My mother said never trust a boy that did not bring you home on time and did not take you where he said he was going to take you. But point of fact – Gramps brought me home (back to the dorm) four minutes late on our first date in college. That was significant back then. I had to come in four hours earlier the next night as punishment. And look where we are now!

Mom was the greatest decorator and was not afraid to use color or paint anywhere. She said you could have five colors and three patterns in a room. And believe me we did! And it all looked great!

I remember she loved pink, so it was very predominant in our house. Daddy never said a word. Of course, he was color blind.

We had the only pink refrigerator I’ve ever seen. And the cabinets were pink, blue and green, all around the kitchen. You certainly couldn’t nap in her kitchen.

Yes, Mom was fearless with color. She would say, “It’s only paint!”

And she sewed everything we used practically. From clothes to table linens to curtains to slipcovers to pillows. She make almost everything I wore. One year, for some reason, there were numerous school parties and I got a new outfit for each one. When I commented that this seemed too much, she said, “If you have fun in it one time, it’s worth the effort.” How sweet was that to say to a sixth grader!

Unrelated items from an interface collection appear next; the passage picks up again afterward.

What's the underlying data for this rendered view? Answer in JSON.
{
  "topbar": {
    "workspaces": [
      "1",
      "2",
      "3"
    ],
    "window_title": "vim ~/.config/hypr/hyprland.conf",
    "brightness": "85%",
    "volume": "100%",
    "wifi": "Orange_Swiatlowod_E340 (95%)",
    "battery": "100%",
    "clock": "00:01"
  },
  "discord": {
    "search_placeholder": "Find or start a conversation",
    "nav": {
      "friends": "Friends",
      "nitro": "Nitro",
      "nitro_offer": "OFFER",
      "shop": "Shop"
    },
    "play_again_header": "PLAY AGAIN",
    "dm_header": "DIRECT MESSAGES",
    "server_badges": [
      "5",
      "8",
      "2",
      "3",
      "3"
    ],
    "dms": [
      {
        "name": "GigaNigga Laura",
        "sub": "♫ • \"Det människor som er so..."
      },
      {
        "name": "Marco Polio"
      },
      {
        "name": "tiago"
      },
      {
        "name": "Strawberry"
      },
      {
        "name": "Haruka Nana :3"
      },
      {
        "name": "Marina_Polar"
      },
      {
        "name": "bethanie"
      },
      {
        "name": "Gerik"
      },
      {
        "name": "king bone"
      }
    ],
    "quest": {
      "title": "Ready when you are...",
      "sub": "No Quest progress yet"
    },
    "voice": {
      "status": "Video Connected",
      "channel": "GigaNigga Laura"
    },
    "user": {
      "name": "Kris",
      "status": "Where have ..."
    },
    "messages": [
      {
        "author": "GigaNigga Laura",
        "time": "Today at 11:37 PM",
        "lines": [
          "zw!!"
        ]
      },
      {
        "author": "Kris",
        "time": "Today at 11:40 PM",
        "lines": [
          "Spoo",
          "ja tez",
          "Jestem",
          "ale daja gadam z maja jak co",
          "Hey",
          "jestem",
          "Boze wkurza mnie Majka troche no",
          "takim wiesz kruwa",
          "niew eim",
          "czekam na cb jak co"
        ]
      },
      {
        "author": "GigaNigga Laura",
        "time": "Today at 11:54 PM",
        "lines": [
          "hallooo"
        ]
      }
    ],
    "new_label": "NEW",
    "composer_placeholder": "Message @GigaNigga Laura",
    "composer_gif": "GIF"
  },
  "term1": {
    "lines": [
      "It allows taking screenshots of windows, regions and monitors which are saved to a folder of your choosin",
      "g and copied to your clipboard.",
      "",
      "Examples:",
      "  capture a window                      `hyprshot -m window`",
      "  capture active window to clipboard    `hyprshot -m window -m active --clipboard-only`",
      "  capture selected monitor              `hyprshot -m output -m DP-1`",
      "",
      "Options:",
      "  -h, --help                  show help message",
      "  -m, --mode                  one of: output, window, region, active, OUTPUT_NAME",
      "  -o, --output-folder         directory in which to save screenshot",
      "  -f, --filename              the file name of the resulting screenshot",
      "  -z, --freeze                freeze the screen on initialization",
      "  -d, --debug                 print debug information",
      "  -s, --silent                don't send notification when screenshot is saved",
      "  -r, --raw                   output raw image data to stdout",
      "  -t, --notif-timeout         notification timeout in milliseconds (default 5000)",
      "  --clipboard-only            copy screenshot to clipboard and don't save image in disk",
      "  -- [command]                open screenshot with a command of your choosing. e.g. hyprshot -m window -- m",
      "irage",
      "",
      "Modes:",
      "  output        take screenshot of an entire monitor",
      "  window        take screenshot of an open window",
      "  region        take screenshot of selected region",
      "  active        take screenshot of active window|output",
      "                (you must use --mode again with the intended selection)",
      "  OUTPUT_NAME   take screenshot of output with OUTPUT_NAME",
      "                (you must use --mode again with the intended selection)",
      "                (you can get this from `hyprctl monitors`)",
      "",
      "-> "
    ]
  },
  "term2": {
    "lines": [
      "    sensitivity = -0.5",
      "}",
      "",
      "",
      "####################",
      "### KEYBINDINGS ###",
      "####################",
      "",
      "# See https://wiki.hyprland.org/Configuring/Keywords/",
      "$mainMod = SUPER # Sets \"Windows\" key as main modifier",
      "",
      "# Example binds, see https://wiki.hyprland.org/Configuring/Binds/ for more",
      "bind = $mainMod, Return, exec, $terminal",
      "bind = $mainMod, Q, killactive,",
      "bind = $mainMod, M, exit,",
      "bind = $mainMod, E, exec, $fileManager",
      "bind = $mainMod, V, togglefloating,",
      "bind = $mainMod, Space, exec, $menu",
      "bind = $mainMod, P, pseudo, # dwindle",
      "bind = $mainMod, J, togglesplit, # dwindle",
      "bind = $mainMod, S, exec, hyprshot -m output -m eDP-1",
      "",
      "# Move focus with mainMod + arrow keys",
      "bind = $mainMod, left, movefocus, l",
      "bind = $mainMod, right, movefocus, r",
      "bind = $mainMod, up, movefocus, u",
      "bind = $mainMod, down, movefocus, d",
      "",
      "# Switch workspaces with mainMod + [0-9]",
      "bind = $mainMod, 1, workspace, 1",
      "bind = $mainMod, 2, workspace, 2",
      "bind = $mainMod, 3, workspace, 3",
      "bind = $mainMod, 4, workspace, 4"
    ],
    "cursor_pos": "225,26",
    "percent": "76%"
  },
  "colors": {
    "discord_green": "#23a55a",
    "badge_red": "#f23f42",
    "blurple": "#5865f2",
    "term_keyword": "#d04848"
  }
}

And that held true for babies also. One good day in an outfit was worth the making of it.

She had good advice for a newly married daughter. Never stop talking to each other, she said to me. And I have found that helpful for fifty-one years.

Mom had lots of good words for us and would often refer to the old standards. But somehow she would get one or two words wrong and yet still get the meaning across. Such as, “A stitch in time saves ten”. It was hilarious and she never knew why we were all laughing.

Mom was a caution and her words of wisdom, correct or a bit revised, helped raise me. They even saved me several times.

I imagine she is still organizing and advising in her corner of Heaven.

Thanks Mom.